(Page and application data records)
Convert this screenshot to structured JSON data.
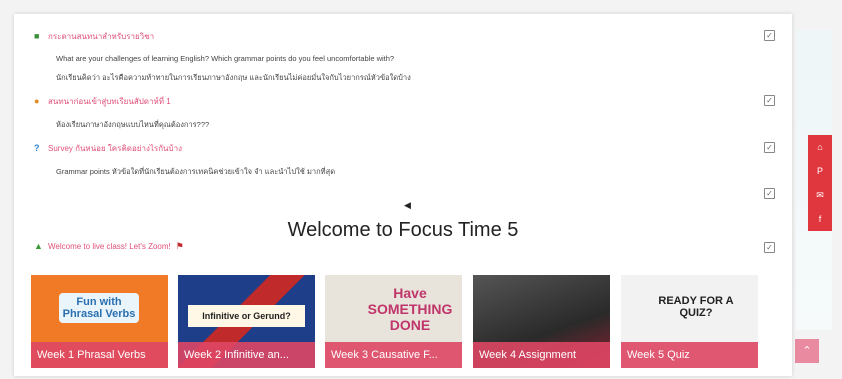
{
  "items": [
    {
      "title": "กระดานสนทนาสำหรับรายวิชา",
      "icon": "forum-icon"
    },
    {
      "title": "สนทนาก่อนเข้าสู่บทเรียนสัปดาห์ที่ 1",
      "icon": "chat-icon"
    },
    {
      "title": "Survey กันหน่อย ใครคิดอย่างไรกันบ้าง",
      "icon": "question-icon"
    },
    {
      "title": "Welcome to live class! Let's Zoom!",
      "icon": "plant-icon"
    }
  ],
  "descriptions": [
    "What are your challenges of learning English? Which grammar points do you feel uncomfortable with?",
    "นักเรียนคิดว่า อะไรคือความท้าทายในการเรียนภาษาอังกฤษ และนักเรียนไม่ค่อยมั่นใจกับไวยากรณ์หัวข้อใดบ้าง",
    "ห้องเรียนภาษาอังกฤษแบบไหนที่คุณต้องการ???",
    "Grammar points หัวข้อใดที่นักเรียนต้องการเทคนิคช่วยเข้าใจ จำ และนำไปใช้ มากที่สุด"
  ],
  "welcome": "Welcome to Focus Time 5",
  "tiles": [
    {
      "label": "Week 1 Phrasal Verbs",
      "image_text": "Fun with Phrasal Verbs"
    },
    {
      "label": "Week 2 Infinitive an...",
      "image_text": "Infinitive or Gerund?"
    },
    {
      "label": "Week 3 Causative F...",
      "image_text": "Have SOMETHING DONE"
    },
    {
      "label": "Week 4 Assignment",
      "image_text": ""
    },
    {
      "label": "Week 5 Quiz",
      "image_text": "READY FOR A QUIZ?"
    }
  ],
  "social": [
    "home-icon",
    "pinterest-icon",
    "mail-icon",
    "facebook-icon"
  ]
}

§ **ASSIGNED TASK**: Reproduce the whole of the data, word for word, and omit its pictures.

§ **TASK RESPONSE**:
Convert this screenshot to structured JSON data.
{
  "items": [
    {
      "title": "กระดานสนทนาสำหรับรายวิชา",
      "icon": "forum-icon"
    },
    {
      "title": "สนทนาก่อนเข้าสู่บทเรียนสัปดาห์ที่ 1",
      "icon": "chat-icon"
    },
    {
      "title": "Survey กันหน่อย ใครคิดอย่างไรกันบ้าง",
      "icon": "question-icon"
    },
    {
      "title": "Welcome to live class! Let's Zoom!",
      "icon": "plant-icon"
    }
  ],
  "descriptions": [
    "What are your challenges of learning English? Which grammar points do you feel uncomfortable with?",
    "นักเรียนคิดว่า อะไรคือความท้าทายในการเรียนภาษาอังกฤษ และนักเรียนไม่ค่อยมั่นใจกับไวยากรณ์หัวข้อใดบ้าง",
    "ห้องเรียนภาษาอังกฤษแบบไหนที่คุณต้องการ???",
    "Grammar points หัวข้อใดที่นักเรียนต้องการเทคนิคช่วยเข้าใจ จำ และนำไปใช้ มากที่สุด"
  ],
  "welcome": "Welcome to Focus Time 5",
  "tiles": [
    {
      "label": "Week 1 Phrasal Verbs",
      "image_text": "Fun with Phrasal Verbs"
    },
    {
      "label": "Week 2 Infinitive an...",
      "image_text": "Infinitive or Gerund?"
    },
    {
      "label": "Week 3 Causative F...",
      "image_text": "Have SOMETHING DONE"
    },
    {
      "label": "Week 4 Assignment",
      "image_text": ""
    },
    {
      "label": "Week 5 Quiz",
      "image_text": "READY FOR A QUIZ?"
    }
  ],
  "social": [
    "home-icon",
    "pinterest-icon",
    "mail-icon",
    "facebook-icon"
  ]
}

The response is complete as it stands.